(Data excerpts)
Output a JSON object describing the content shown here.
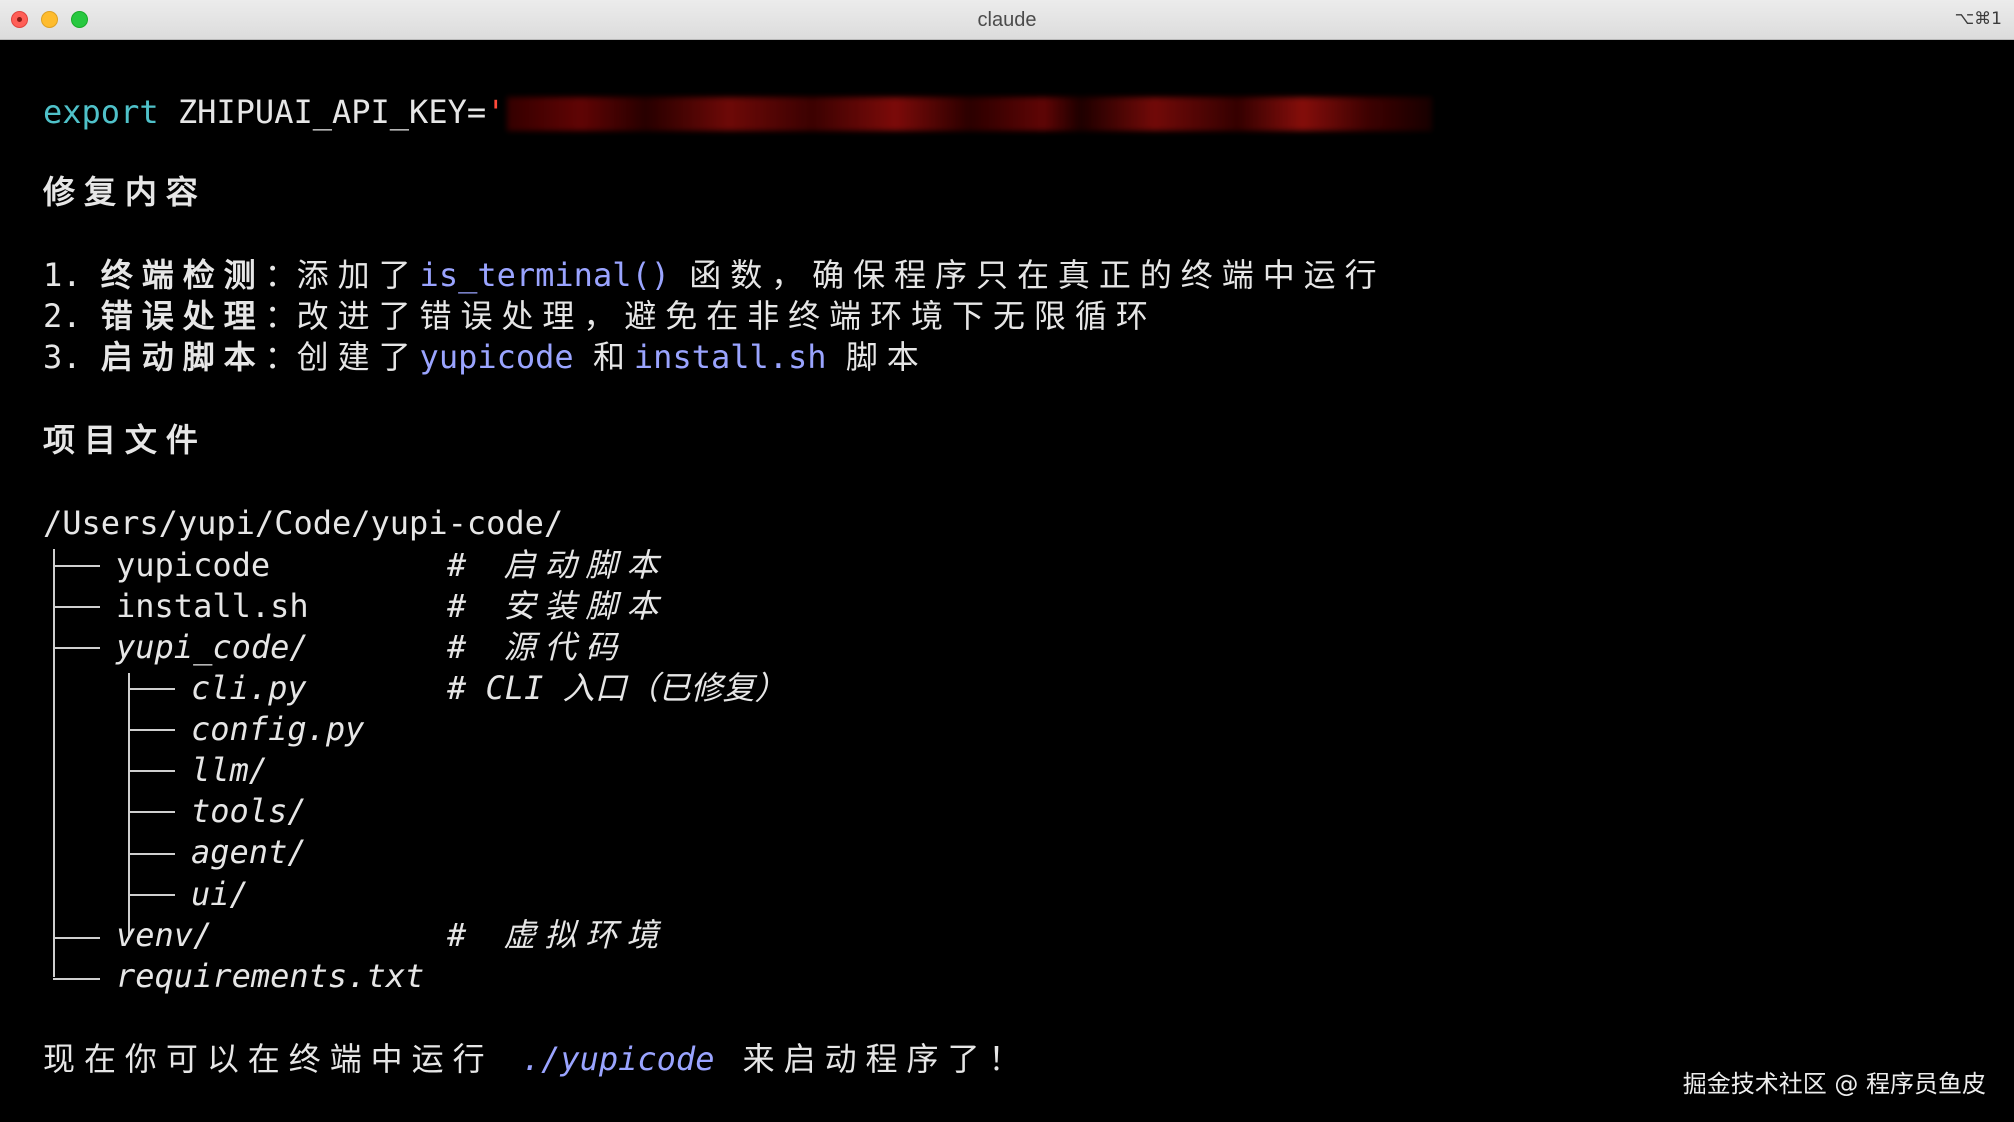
{
  "window": {
    "title": "claude",
    "shortcut": "⌥⌘1"
  },
  "colors": {
    "accent_keyword": "#4fc1c9",
    "code_text": "#9aa4ff",
    "redaction": "#7a0a08"
  },
  "export_line": {
    "keyword": "export",
    "text": " ZHIPUAI_API_KEY=",
    "quote": "'"
  },
  "fix": {
    "heading": "修复内容",
    "items": [
      {
        "num": "1. ",
        "title": "终端检测",
        "colon": "：",
        "pre": "添加了",
        "code": "is_terminal()",
        "post": "函数，确保程序只在真正的终端中运行"
      },
      {
        "num": "2. ",
        "title": "错误处理",
        "colon": "：",
        "pre": "改进了错误处理，避免在非终端环境下无限循环"
      },
      {
        "num": "3. ",
        "title": "启动脚本",
        "colon": "：",
        "pre": "创建了",
        "code": "yupicode",
        "mid": "和",
        "code2": "install.sh",
        "post": "脚本"
      }
    ]
  },
  "files": {
    "heading": "项目文件",
    "root": "/Users/yupi/Code/yupi-code/",
    "entries": [
      {
        "name": "yupicode",
        "comment": "# 启动脚本"
      },
      {
        "name": "install.sh",
        "comment": "# 安装脚本"
      },
      {
        "name": "yupi_code/",
        "comment": "# 源代码"
      },
      {
        "name": "cli.py",
        "comment": "# CLI 入口（已修复）"
      },
      {
        "name": "config.py"
      },
      {
        "name": "llm/"
      },
      {
        "name": "tools/"
      },
      {
        "name": "agent/"
      },
      {
        "name": "ui/"
      },
      {
        "name": "venv/",
        "comment": "# 虚拟环境"
      },
      {
        "name": "requirements.txt"
      }
    ]
  },
  "final": {
    "pre": "现在你可以在终端中运行 ",
    "code": "./yupicode",
    "post": " 来启动程序了！"
  },
  "watermark": "掘金技术社区 @ 程序员鱼皮"
}
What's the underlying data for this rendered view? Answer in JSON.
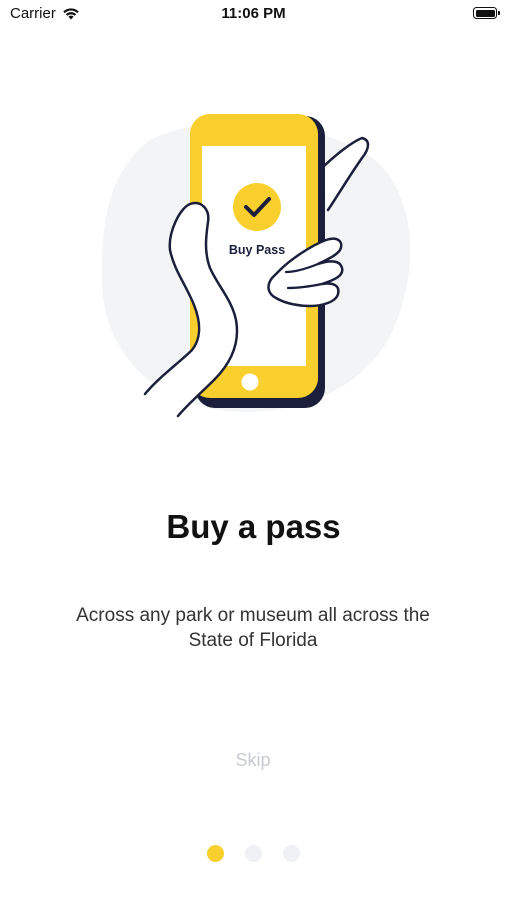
{
  "status_bar": {
    "carrier": "Carrier",
    "time": "11:06 PM"
  },
  "illustration": {
    "button_label": "Buy Pass",
    "icons": [
      "hand-holding-phone-illustration",
      "checkmark-icon"
    ]
  },
  "onboarding": {
    "title": "Buy a pass",
    "subtitle_line1": "Across any park or museum all across the",
    "subtitle_line2": "State of Florida",
    "skip_label": "Skip"
  },
  "pagination": {
    "total": 3,
    "active_index": 0
  },
  "colors": {
    "accent": "#f8cf2c",
    "outline": "#1b1f3b",
    "blob": "#f3f4f6",
    "skip": "#c9cbd2",
    "dot_inactive": "#f0f1f4"
  }
}
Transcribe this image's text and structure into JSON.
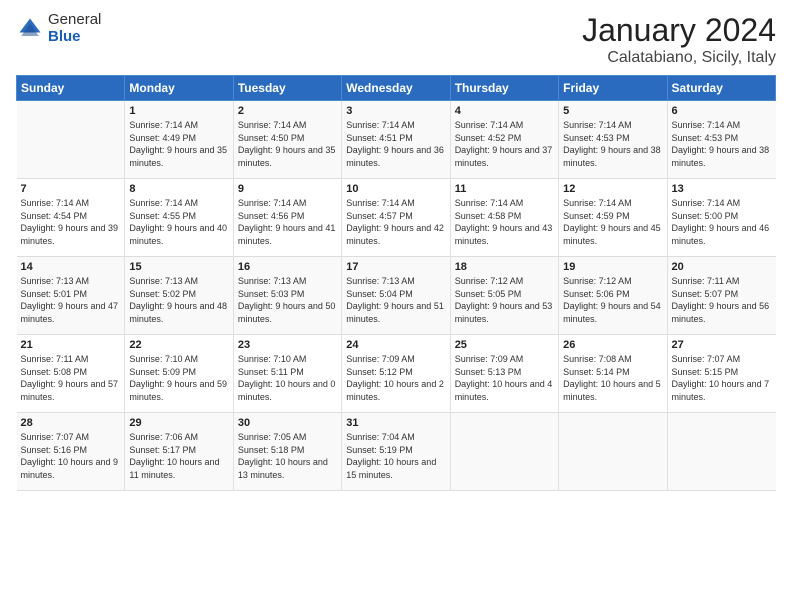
{
  "header": {
    "logo_general": "General",
    "logo_blue": "Blue",
    "title": "January 2024",
    "subtitle": "Calatabiano, Sicily, Italy"
  },
  "days_of_week": [
    "Sunday",
    "Monday",
    "Tuesday",
    "Wednesday",
    "Thursday",
    "Friday",
    "Saturday"
  ],
  "weeks": [
    [
      {
        "num": "",
        "sunrise": "",
        "sunset": "",
        "daylight": ""
      },
      {
        "num": "1",
        "sunrise": "Sunrise: 7:14 AM",
        "sunset": "Sunset: 4:49 PM",
        "daylight": "Daylight: 9 hours and 35 minutes."
      },
      {
        "num": "2",
        "sunrise": "Sunrise: 7:14 AM",
        "sunset": "Sunset: 4:50 PM",
        "daylight": "Daylight: 9 hours and 35 minutes."
      },
      {
        "num": "3",
        "sunrise": "Sunrise: 7:14 AM",
        "sunset": "Sunset: 4:51 PM",
        "daylight": "Daylight: 9 hours and 36 minutes."
      },
      {
        "num": "4",
        "sunrise": "Sunrise: 7:14 AM",
        "sunset": "Sunset: 4:52 PM",
        "daylight": "Daylight: 9 hours and 37 minutes."
      },
      {
        "num": "5",
        "sunrise": "Sunrise: 7:14 AM",
        "sunset": "Sunset: 4:53 PM",
        "daylight": "Daylight: 9 hours and 38 minutes."
      },
      {
        "num": "6",
        "sunrise": "Sunrise: 7:14 AM",
        "sunset": "Sunset: 4:53 PM",
        "daylight": "Daylight: 9 hours and 38 minutes."
      }
    ],
    [
      {
        "num": "7",
        "sunrise": "Sunrise: 7:14 AM",
        "sunset": "Sunset: 4:54 PM",
        "daylight": "Daylight: 9 hours and 39 minutes."
      },
      {
        "num": "8",
        "sunrise": "Sunrise: 7:14 AM",
        "sunset": "Sunset: 4:55 PM",
        "daylight": "Daylight: 9 hours and 40 minutes."
      },
      {
        "num": "9",
        "sunrise": "Sunrise: 7:14 AM",
        "sunset": "Sunset: 4:56 PM",
        "daylight": "Daylight: 9 hours and 41 minutes."
      },
      {
        "num": "10",
        "sunrise": "Sunrise: 7:14 AM",
        "sunset": "Sunset: 4:57 PM",
        "daylight": "Daylight: 9 hours and 42 minutes."
      },
      {
        "num": "11",
        "sunrise": "Sunrise: 7:14 AM",
        "sunset": "Sunset: 4:58 PM",
        "daylight": "Daylight: 9 hours and 43 minutes."
      },
      {
        "num": "12",
        "sunrise": "Sunrise: 7:14 AM",
        "sunset": "Sunset: 4:59 PM",
        "daylight": "Daylight: 9 hours and 45 minutes."
      },
      {
        "num": "13",
        "sunrise": "Sunrise: 7:14 AM",
        "sunset": "Sunset: 5:00 PM",
        "daylight": "Daylight: 9 hours and 46 minutes."
      }
    ],
    [
      {
        "num": "14",
        "sunrise": "Sunrise: 7:13 AM",
        "sunset": "Sunset: 5:01 PM",
        "daylight": "Daylight: 9 hours and 47 minutes."
      },
      {
        "num": "15",
        "sunrise": "Sunrise: 7:13 AM",
        "sunset": "Sunset: 5:02 PM",
        "daylight": "Daylight: 9 hours and 48 minutes."
      },
      {
        "num": "16",
        "sunrise": "Sunrise: 7:13 AM",
        "sunset": "Sunset: 5:03 PM",
        "daylight": "Daylight: 9 hours and 50 minutes."
      },
      {
        "num": "17",
        "sunrise": "Sunrise: 7:13 AM",
        "sunset": "Sunset: 5:04 PM",
        "daylight": "Daylight: 9 hours and 51 minutes."
      },
      {
        "num": "18",
        "sunrise": "Sunrise: 7:12 AM",
        "sunset": "Sunset: 5:05 PM",
        "daylight": "Daylight: 9 hours and 53 minutes."
      },
      {
        "num": "19",
        "sunrise": "Sunrise: 7:12 AM",
        "sunset": "Sunset: 5:06 PM",
        "daylight": "Daylight: 9 hours and 54 minutes."
      },
      {
        "num": "20",
        "sunrise": "Sunrise: 7:11 AM",
        "sunset": "Sunset: 5:07 PM",
        "daylight": "Daylight: 9 hours and 56 minutes."
      }
    ],
    [
      {
        "num": "21",
        "sunrise": "Sunrise: 7:11 AM",
        "sunset": "Sunset: 5:08 PM",
        "daylight": "Daylight: 9 hours and 57 minutes."
      },
      {
        "num": "22",
        "sunrise": "Sunrise: 7:10 AM",
        "sunset": "Sunset: 5:09 PM",
        "daylight": "Daylight: 9 hours and 59 minutes."
      },
      {
        "num": "23",
        "sunrise": "Sunrise: 7:10 AM",
        "sunset": "Sunset: 5:11 PM",
        "daylight": "Daylight: 10 hours and 0 minutes."
      },
      {
        "num": "24",
        "sunrise": "Sunrise: 7:09 AM",
        "sunset": "Sunset: 5:12 PM",
        "daylight": "Daylight: 10 hours and 2 minutes."
      },
      {
        "num": "25",
        "sunrise": "Sunrise: 7:09 AM",
        "sunset": "Sunset: 5:13 PM",
        "daylight": "Daylight: 10 hours and 4 minutes."
      },
      {
        "num": "26",
        "sunrise": "Sunrise: 7:08 AM",
        "sunset": "Sunset: 5:14 PM",
        "daylight": "Daylight: 10 hours and 5 minutes."
      },
      {
        "num": "27",
        "sunrise": "Sunrise: 7:07 AM",
        "sunset": "Sunset: 5:15 PM",
        "daylight": "Daylight: 10 hours and 7 minutes."
      }
    ],
    [
      {
        "num": "28",
        "sunrise": "Sunrise: 7:07 AM",
        "sunset": "Sunset: 5:16 PM",
        "daylight": "Daylight: 10 hours and 9 minutes."
      },
      {
        "num": "29",
        "sunrise": "Sunrise: 7:06 AM",
        "sunset": "Sunset: 5:17 PM",
        "daylight": "Daylight: 10 hours and 11 minutes."
      },
      {
        "num": "30",
        "sunrise": "Sunrise: 7:05 AM",
        "sunset": "Sunset: 5:18 PM",
        "daylight": "Daylight: 10 hours and 13 minutes."
      },
      {
        "num": "31",
        "sunrise": "Sunrise: 7:04 AM",
        "sunset": "Sunset: 5:19 PM",
        "daylight": "Daylight: 10 hours and 15 minutes."
      },
      {
        "num": "",
        "sunrise": "",
        "sunset": "",
        "daylight": ""
      },
      {
        "num": "",
        "sunrise": "",
        "sunset": "",
        "daylight": ""
      },
      {
        "num": "",
        "sunrise": "",
        "sunset": "",
        "daylight": ""
      }
    ]
  ]
}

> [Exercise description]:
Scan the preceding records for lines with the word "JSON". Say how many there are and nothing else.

> [Exercise response]:
3